Covered call question

Discussion in 'Options' started by serg007, Apr 19, 2005.

  1. serg007


    Hi everybody !
    I am new to this ET area, so please forgive me if this question was already discussed earlier.
    I am considering selling May call option on my current long DIA position, but I am doubtful about the mechanics of this trade.
    For example, the cost of DIA long is 101,50 and I can sell May call with 103 strike at $1.
    If on expiration DIA will trade below 103, no questions, I just pocket the $1 premium.
    But what happens if DIA goes above 103 before expiration and then falls ? Will the option be exercised ? (I've heard the options traded on US exchanges are usually American style).
    If it will, how it will be reflected on the account- will I have 2 different positions in DIA (long 101,50 ans short 103) or I will be squared ? :confused:

    I will really appreciate any reply :)
  2. Ninja


  3. MTE


    I suggest you get yourself educated before trading options, but to answer your question:

    You're correct, if DIA expires below 103 then you pocket the $1 premium. Options don't get exercised the instant they go ITM, so if the DIA goes above 103 it doesn't automatically mean that you'll be assigned. Generally spreaking, as long as an option has more than $0.25 time value the risk of early assignment is low, once the time value goes below $0.25 you may be assigned early, and yes, DIA options are American-style.

    In any case, if you're assigned (be at expiry or early) your calls are covered, which means that your stock position will be used to deliver on those calls. In other words, you'd be effectively selling your long stock position at the strike.

    By the way, no matter what happens, you still keep that $1 premium.
  4. serg007


    Thanks a lot, Ninja for the links and MTE for the detailed answer :)
  5. You should always ask yourself why you want to sell the covered call. I think if you read up on covered calls and understand the strategy better, you will get a better idea of what the mechanics are which strikes to choose, as well as what are good situations to do so.

    Now the heart of your question appears to be early assignment. the chances of being assigned early on a short option are pretty small if there is time to expiration and time value premium on the option. Now if the short call is OTM, the odds are small to none that you would be assigned early.

    If the short call is ITM and there is still a time value premium, the odds are also pretty low that you will be assigned early. When that time value premium erodes, the chances of being assigned early increases drastically.

    However, if you are assigned early your still will be called away for the maximum profit on your covered call position so it should not worry you.

    But as was pointed out, take the time to research and read the ins and outs of the strategy. Research before reward.

    Coach Phil
  6. serg007


    Thanks for input, Coach Phil :)

    Here is my reasoning. I have some long position in Dow from about 10150 but I don't believe it will rise sharply. Rather I wait for the small rally towards 10350-10400 and then resumption of downtrend. I am considering selling my long there, so why not to enhance return by pocketing some premium ?
  7. Selling the calls will reduce your basis slightly in your stock position and thus reduce your risk and provide a partial hedge. Of course this hedge is limited to the premium collected so just be careful if we start experiencing those 100 point down days again.

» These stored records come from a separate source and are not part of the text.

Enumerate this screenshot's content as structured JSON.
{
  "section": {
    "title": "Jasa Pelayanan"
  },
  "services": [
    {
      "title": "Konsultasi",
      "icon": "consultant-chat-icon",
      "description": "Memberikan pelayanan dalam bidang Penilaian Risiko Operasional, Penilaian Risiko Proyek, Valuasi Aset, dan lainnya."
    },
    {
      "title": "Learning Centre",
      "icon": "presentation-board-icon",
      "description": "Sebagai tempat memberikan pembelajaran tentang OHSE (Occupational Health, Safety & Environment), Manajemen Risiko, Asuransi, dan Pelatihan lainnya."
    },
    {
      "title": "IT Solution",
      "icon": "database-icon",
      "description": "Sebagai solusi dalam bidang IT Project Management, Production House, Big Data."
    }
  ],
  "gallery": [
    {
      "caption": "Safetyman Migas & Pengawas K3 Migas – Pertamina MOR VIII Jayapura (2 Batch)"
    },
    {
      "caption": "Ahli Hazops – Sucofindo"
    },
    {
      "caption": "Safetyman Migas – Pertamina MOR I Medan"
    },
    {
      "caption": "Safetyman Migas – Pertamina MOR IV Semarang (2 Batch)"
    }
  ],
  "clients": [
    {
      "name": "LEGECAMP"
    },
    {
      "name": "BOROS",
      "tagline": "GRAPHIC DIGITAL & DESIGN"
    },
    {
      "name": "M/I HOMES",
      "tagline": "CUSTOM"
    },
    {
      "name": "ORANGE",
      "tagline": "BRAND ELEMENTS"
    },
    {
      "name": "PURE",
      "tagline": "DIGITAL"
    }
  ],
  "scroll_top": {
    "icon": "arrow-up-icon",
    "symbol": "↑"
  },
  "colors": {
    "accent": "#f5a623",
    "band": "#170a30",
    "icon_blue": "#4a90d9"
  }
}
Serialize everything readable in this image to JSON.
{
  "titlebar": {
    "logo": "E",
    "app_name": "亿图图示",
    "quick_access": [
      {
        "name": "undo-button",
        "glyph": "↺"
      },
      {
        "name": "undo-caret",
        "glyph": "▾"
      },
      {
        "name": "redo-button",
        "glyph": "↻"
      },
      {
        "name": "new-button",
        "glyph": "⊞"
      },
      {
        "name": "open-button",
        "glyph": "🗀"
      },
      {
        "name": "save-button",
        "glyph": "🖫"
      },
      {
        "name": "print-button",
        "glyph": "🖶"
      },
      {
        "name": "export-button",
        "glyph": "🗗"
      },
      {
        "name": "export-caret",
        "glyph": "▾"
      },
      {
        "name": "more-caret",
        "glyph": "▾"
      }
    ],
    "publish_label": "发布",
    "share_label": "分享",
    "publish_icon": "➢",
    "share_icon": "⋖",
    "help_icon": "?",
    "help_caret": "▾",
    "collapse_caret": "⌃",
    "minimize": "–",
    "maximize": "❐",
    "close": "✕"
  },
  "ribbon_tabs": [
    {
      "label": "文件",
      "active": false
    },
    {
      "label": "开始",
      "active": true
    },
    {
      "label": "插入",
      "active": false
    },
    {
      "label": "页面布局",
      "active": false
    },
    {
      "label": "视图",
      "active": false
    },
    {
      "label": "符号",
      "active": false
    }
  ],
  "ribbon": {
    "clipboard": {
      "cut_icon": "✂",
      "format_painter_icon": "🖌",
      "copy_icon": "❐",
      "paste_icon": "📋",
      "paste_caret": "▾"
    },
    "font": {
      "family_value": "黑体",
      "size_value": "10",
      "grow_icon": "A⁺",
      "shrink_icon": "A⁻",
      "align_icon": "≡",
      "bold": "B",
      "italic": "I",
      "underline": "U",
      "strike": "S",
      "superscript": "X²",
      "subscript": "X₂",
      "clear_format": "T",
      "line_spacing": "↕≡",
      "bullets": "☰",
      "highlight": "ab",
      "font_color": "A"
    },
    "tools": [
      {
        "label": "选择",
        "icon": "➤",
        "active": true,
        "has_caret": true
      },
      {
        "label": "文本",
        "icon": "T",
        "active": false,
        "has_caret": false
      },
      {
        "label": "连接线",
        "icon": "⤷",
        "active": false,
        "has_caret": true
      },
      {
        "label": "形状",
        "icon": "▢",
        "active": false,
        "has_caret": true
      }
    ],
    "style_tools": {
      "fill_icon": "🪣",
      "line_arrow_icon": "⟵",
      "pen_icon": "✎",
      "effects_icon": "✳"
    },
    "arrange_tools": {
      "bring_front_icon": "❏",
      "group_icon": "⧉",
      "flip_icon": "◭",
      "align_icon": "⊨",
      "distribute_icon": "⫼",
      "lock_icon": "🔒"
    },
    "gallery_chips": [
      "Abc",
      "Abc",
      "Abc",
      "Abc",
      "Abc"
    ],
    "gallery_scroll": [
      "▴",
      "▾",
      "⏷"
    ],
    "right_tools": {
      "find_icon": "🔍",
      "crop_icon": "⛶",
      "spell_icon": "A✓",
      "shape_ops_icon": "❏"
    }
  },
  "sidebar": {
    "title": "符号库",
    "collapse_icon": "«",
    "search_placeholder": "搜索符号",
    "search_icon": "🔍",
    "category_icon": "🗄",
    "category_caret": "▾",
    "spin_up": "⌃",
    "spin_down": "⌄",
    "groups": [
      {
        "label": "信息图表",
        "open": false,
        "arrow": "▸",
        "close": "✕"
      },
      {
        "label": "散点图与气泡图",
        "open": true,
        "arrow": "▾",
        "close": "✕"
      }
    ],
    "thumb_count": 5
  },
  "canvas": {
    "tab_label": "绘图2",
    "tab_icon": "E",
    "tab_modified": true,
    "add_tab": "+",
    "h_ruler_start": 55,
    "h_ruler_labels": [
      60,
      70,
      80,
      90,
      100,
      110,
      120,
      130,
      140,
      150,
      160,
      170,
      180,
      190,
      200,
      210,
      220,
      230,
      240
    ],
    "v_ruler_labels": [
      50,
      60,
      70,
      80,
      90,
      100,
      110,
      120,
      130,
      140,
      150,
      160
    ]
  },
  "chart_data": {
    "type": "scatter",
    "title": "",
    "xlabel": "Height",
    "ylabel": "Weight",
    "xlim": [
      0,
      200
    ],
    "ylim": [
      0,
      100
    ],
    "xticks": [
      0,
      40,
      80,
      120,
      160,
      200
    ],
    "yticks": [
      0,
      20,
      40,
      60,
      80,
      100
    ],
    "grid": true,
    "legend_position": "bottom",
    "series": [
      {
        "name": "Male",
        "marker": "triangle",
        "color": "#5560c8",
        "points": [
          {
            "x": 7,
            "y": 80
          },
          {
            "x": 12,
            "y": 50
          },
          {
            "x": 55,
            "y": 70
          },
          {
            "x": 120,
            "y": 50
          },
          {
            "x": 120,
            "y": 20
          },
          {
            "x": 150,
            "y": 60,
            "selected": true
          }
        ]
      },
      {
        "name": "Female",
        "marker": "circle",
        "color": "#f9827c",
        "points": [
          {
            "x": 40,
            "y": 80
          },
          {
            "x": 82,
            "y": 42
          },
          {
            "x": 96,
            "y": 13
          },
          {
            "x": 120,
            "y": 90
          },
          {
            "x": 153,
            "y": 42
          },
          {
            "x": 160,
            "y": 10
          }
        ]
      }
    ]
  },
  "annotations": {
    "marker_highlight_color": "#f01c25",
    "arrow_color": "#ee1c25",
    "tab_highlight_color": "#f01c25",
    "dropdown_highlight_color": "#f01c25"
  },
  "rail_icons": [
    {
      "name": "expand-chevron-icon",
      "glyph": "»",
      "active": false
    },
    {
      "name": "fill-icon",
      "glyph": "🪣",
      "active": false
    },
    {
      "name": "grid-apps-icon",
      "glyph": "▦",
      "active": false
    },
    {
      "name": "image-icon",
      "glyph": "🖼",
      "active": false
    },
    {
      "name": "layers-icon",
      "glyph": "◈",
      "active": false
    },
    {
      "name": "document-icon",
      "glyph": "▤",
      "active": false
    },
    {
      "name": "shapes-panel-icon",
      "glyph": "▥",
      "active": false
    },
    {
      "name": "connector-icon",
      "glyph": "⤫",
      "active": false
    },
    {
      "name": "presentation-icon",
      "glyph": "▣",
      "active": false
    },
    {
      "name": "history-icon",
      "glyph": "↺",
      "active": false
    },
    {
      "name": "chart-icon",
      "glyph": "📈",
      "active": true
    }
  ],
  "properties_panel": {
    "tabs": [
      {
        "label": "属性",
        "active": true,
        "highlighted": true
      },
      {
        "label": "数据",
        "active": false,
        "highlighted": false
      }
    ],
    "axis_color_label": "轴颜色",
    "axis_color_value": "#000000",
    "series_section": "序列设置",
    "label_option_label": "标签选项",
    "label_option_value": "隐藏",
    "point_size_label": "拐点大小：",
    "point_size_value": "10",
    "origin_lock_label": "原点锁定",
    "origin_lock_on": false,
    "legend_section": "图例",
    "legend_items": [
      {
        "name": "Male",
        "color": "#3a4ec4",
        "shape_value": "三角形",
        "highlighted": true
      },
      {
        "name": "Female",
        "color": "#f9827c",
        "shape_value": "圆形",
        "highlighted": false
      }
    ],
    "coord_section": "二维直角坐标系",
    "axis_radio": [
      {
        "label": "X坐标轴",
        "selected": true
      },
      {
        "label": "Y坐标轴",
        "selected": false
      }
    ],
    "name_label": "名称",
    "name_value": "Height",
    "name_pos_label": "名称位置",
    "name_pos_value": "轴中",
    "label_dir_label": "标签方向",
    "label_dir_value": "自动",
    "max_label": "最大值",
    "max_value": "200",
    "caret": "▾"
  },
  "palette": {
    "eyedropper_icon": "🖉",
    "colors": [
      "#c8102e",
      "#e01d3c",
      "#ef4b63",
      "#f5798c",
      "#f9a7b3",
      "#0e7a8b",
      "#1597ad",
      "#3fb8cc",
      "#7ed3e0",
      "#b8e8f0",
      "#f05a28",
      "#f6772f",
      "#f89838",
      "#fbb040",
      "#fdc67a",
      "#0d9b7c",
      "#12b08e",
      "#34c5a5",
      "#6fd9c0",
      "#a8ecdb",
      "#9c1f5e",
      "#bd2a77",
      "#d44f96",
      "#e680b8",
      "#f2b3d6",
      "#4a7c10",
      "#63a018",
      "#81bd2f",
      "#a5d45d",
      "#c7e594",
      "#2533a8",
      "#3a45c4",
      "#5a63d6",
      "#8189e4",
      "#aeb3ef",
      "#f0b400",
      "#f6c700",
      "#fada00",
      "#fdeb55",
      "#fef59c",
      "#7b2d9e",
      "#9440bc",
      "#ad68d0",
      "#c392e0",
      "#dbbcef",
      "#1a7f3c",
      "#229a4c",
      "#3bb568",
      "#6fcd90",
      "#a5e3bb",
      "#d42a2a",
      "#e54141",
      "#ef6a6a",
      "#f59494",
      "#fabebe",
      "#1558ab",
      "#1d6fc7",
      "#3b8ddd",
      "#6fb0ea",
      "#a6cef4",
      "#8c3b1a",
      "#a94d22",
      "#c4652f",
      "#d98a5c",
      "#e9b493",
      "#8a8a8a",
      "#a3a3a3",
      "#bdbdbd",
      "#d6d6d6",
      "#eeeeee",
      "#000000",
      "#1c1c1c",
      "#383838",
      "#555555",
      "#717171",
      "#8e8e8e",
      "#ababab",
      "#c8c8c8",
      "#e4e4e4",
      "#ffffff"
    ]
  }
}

    If you selling covered calls and expecting a rally then you stand a chance of getting called out of your stock so you might not have to worry about making the decision to sell, it will be made for you- but at a profit! So in an upward trending market, covered calls take the guesswork out of your exit, as long as they are ITM by expiration.

    Like I said, covered calls make stock ownership less risky but you still have significant risk beyond the premium collected. So if the market starts going down hard (say below previous support at 10,000), get ready to pull the trigger to limit a big loss.

    Good luck!

    Coach Phil

  8. serg007


    Sure, stops shouldn't be forgotten :D
    Thanks again and good luck !

  9. If you don't think a position is going higher - why continue to hold it & have downside exposure -- The risk/reward of this strategy baffles me. Limited upside - unlimited downside minus $1.
  10. He did think it was going higher in the short-term as his post said. Whether he is right is another thing but his question was based on expecting a short-rally and wanting to add covered calls to enhance the returns and close out the position.


    #10     Apr 28, 2005